Connected Space, in partnership with RISEGallery, Croydon Business Improvement District (BID), Croydon Council and White Label Creative, developed an urban wayfinder application to support a major outdoor cultural exhibition celebrating Andy Warhol’s works. The application helped increase engagement with art in the public realm, at the same time as providing in-depth user behavioural analytics to demonstrate return on investment.
Organised by Croydon’s award-winning RISEgallery, and supported by Croydon Council, Warhol Croydon celebrated the work of the iconic US artist, Andy Warhol, who died 30 years ago this year. The ground-breaking event saw thousands of tourists, residents, artists and school children take part in events throughout September, including an exhibition of the artists work, film screenings, lectures and workshops which brought the iconic American artist to life.
One major part of Warhol Croydon was a unique street exhibition of specially-created giant-sized artworks by leading artists including Ron English, Dan Cimmermann, and The Dotmaster displayed in prominent locations across the town.
The project had two key aims. Firstly, to remove barriers to art, helping the community engage with art in a way which they may have never done so before. Secondly, to bring more people into the borough, presenting a new face of Croydon to the public and helping to change the perception of the town while it is being transformed in a regeneration project worth £5 billion.
However with multiple events coinciding with each other, and with limited resources available the Warhol Croydon team had a few challenges. Firstly, they had to work out how to provide people with information on the move, and making sure they had the same experience as they would if accompanied by a guide. Secondly, with a significant amount of time and resources expended on the exhibition, and with a plan to holding future similar events, there was a need to quantify data and show a return on investment.

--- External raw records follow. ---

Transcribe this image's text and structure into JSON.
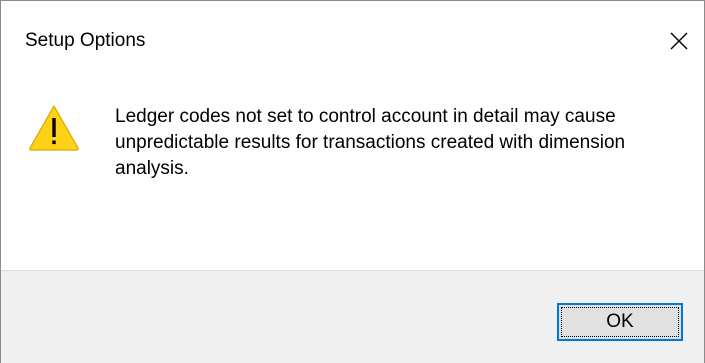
{
  "window": {
    "title": "Setup Options",
    "close_icon": "close-icon"
  },
  "message": {
    "icon": "warning-icon",
    "text": "Ledger codes not set to control account in detail may cause unpredictable results for transactions created with dimension analysis."
  },
  "buttons": {
    "ok_label": "OK"
  },
  "colors": {
    "warning_fill": "#fcd116",
    "focus_border": "#0078d7",
    "footer_bg": "#f0f0f0",
    "button_bg": "#e1e1e1"
  }
}
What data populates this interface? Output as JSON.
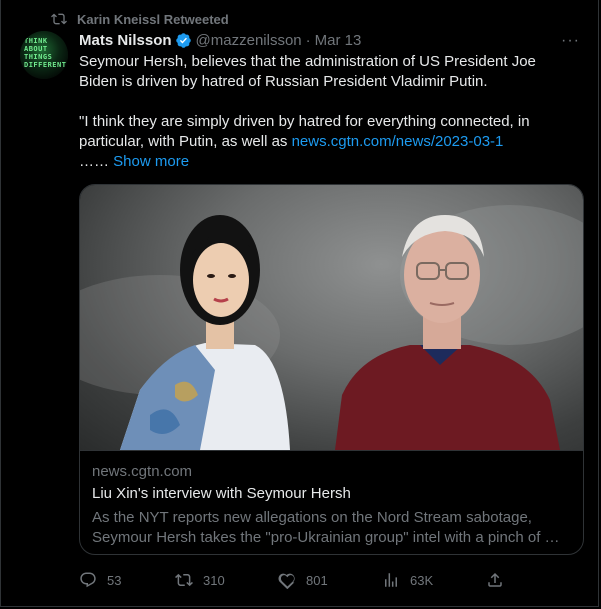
{
  "retweet_label": "Karin Kneissl Retweeted",
  "author": {
    "name": "Mats Nilsson",
    "handle": "@mazzenilsson",
    "date": "Mar 13",
    "avatar_text": "THINK ABOUT THINGS DIFFERENTLY"
  },
  "text": {
    "para1": "Seymour Hersh, believes that the administration of US President Joe Biden is driven by hatred of Russian President Vladimir Putin.",
    "para2_prefix": "\"I think they are simply driven by hatred for everything connected, in particular, with Putin, as well as ",
    "para2_link": "news.cgtn.com/news/2023-03-1",
    "para2_ellipsis": "……",
    "show_more": "Show more"
  },
  "card": {
    "domain": "news.cgtn.com",
    "title": "Liu Xin's interview with Seymour Hersh",
    "description": "As the NYT reports new allegations on the Nord Stream sabotage, Seymour Hersh takes the \"pro-Ukrainian group\" intel with a pinch of …"
  },
  "actions": {
    "replies": "53",
    "retweets": "310",
    "likes": "801",
    "views": "63K"
  },
  "colors": {
    "background": "#000000",
    "text": "#e7e9ea",
    "muted": "#71767b",
    "link": "#1d9bf0",
    "border": "#2f3336"
  }
}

Considering these needs, Connected Space developed an urban way-finder application. Built on the company’s proprietary IoT Smart City technology platform and development frameworks, the Warhol Croydon app included a live-mapping powered ‘guided tour’ of the street artworks around the town, with images and audio descriptions of each installation. It also included the ability for users to ‘Stamp’ themselves in at each location, earning a trophy to share on social media for collecting all 12 stamps – adding an element of gamification to the app. As well as these features it also included information on the other events happening across the town, and the option to give feedback on their visit.
Behind the scenes, the app collected deep user behavioural analytics on the number of visits, the duration of single and total visits, and the number of repeat visits. As well as information on routes, dwell times, engagements, and feedback from visitors. This helped show return on investment to the event sponsors and gave vital information to help build the case for future exhibitions.
Kevin Zuchowski-Morrison, founder of the RISEgallery, said: “It’s the first time we’ve had an app to support an exhibition and it was a great tool to have at our disposal. Not only did it give visitors an experience they could only have otherwise had by taking part in an official tour, it also gave us vital information we wouldn’t be able to gather in any other way, helping us evaluate the project and justify future exhibitions.”
- Total downloads: 974
- Best day for engagement: Saturday 17th September: 67.8 hours of use
- Avg engagement per user – 1 hour 13 mins
- Most popular installation (based on number of check-ins) – ‘If Warhol Came To England’ – Peter Dunne
- Dwell time (time at each installation) – 11 minutes
- Longest time to complete – 17 days
- Most popular route – unsurprisingly the route suggested with people using the route finder to find the next installation
- Most unusual route was the route which took 17 days to complete, between 12.30 and 1.00 one user went to see one of the installations, presumably on their lunch break